◆ **EXERCISE PROMPT**
Check every line below for the word "para" and show those that hold it.

─── SUPPLIED DATA ───

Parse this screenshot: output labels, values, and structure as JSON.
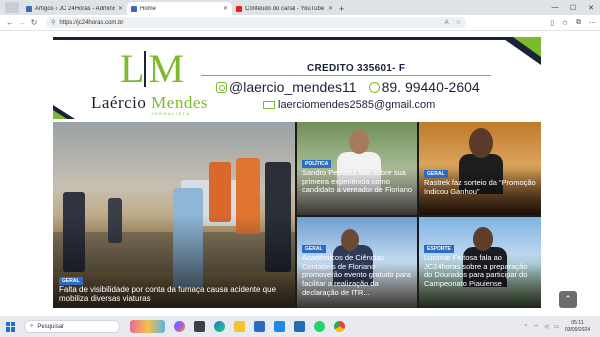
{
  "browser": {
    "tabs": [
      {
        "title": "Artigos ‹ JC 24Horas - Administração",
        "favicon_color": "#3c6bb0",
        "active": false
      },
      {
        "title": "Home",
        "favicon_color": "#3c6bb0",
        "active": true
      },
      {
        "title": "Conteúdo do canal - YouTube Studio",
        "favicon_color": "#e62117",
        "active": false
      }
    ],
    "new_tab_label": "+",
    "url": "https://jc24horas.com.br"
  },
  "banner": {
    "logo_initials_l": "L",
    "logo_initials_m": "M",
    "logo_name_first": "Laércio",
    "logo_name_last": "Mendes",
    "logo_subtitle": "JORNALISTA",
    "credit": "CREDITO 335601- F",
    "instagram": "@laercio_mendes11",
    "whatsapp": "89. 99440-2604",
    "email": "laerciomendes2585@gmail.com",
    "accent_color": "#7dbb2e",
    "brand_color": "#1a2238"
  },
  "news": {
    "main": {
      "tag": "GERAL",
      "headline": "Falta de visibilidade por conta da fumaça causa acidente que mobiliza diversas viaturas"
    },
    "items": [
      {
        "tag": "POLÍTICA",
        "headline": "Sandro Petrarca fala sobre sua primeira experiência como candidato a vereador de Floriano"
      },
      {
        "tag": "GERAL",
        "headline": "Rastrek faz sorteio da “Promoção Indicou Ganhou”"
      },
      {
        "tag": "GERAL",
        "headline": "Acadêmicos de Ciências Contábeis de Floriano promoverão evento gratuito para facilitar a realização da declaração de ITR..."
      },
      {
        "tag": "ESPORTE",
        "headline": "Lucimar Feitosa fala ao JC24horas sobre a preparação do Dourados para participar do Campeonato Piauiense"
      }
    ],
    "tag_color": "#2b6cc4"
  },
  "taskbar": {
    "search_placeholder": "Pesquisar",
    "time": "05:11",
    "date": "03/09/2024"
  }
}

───

◆ **EXERCISE RESPONSE**
        "headline": "Acadêmicos de Ciências Contábeis de Floriano promoverão evento gratuito para facilitar a realização da declaração de ITR..."
        "headline": "Lucimar Feitosa fala ao JC24horas sobre a preparação do Dourados para participar do Campeonato Piauiense"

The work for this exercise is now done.